If your parents have hundreds of thousands of dollars at hand to bribe your way into college, tuition money is likely inconsequential, and your subsequent success is not likely to ride on an Ivy League or elite university degree.
"The other irony, too, is that for any students who faced whatever disadvantages — whether it's racial discrimination or whether it's not coming from financial means, or even just because they just don't have the connections or network as a more privileged student — those students being able attend an elite college or university could be life-changing for them, because it will open so many opportunities," Lee said.
So not only does admission to Yale, USC, Stanford, Georgetown or any of the schools that were implicated in this scheme not have the same outsized impact on students who are already rich and extremely privileged, but as U.S. Attorney Andrew Lelling said, "For every student admitted through fraud, an honest and genuinely talented student was rejected."
While Lee shares the shock and outrage at the privilege and entitlement at the core of the "largest college admissions scam" uncovered by the Department of Justice, she also hopes we will look beyond the sensational scheme and grapple with the bigger picture. The future of affirmative action is still in limbo at Harvard, pending a decision. It's clear how entrenched racial discrimination and stereotypes continue to be in the public consciousness around higher education — a reality that has material effects on the experiences and psyches of students of color. The structural inequities in education continue to grow, alongside widening wealth inequality and grossly under-funded and segregated public schools. Meanwhile, tuition across the board in universities, along with the debt which non-wealthy students have to shoulder to afford college, continues to balloon.
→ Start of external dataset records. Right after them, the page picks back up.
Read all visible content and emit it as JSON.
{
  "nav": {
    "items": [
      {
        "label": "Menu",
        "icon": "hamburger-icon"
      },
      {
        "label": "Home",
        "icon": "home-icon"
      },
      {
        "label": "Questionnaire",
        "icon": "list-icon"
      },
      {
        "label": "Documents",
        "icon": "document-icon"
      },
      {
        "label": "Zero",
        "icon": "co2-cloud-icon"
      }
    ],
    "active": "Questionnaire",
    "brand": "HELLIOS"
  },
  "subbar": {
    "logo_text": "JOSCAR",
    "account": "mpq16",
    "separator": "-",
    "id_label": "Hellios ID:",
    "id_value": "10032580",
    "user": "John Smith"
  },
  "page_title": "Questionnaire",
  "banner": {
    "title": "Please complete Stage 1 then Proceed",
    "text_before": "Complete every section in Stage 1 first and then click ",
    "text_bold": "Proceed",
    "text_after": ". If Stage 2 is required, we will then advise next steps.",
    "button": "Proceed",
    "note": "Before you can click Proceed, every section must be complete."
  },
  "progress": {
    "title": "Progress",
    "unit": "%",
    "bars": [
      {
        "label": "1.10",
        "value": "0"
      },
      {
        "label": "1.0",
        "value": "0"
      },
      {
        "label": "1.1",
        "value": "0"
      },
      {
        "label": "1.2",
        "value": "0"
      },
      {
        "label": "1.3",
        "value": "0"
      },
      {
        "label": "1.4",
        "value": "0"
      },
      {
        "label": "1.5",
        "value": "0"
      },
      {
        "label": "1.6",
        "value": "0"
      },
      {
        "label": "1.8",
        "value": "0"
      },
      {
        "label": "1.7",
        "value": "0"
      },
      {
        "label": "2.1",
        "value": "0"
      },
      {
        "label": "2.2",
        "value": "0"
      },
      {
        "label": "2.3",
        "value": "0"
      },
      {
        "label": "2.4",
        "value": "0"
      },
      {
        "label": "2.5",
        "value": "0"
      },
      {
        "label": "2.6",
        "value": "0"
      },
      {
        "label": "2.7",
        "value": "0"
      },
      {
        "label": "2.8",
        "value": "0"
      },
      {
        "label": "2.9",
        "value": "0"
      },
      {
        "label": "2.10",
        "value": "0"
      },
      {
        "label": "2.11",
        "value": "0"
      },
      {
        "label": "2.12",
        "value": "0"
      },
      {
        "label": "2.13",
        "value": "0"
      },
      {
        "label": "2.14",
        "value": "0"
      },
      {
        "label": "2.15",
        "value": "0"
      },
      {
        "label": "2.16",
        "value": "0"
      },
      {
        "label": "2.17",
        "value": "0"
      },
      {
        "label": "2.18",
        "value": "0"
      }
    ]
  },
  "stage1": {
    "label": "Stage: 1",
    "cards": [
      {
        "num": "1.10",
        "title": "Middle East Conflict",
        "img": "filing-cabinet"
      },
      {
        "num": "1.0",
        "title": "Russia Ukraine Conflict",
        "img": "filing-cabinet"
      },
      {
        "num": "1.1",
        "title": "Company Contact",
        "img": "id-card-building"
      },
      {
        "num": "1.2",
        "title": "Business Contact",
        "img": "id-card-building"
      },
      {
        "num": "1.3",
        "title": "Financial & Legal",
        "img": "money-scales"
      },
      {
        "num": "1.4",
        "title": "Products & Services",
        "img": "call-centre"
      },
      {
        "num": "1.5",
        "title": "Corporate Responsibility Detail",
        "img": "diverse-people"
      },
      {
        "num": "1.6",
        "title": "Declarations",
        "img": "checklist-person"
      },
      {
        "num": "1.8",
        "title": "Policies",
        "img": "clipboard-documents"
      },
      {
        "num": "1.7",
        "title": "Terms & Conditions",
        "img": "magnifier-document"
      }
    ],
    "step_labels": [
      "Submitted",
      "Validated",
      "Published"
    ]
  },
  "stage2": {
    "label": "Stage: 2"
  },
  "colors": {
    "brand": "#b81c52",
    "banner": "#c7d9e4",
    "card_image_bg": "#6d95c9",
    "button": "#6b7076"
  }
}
"This is a terrible thing that happened and it's really quite shocking, but I would hope that in addition to focusing on these charges," Lee said, "that it would open the eyes and bring some reform to the larger problem of educational inequity across the systems. Which has existed and will continue to exist, independent of this criminal case."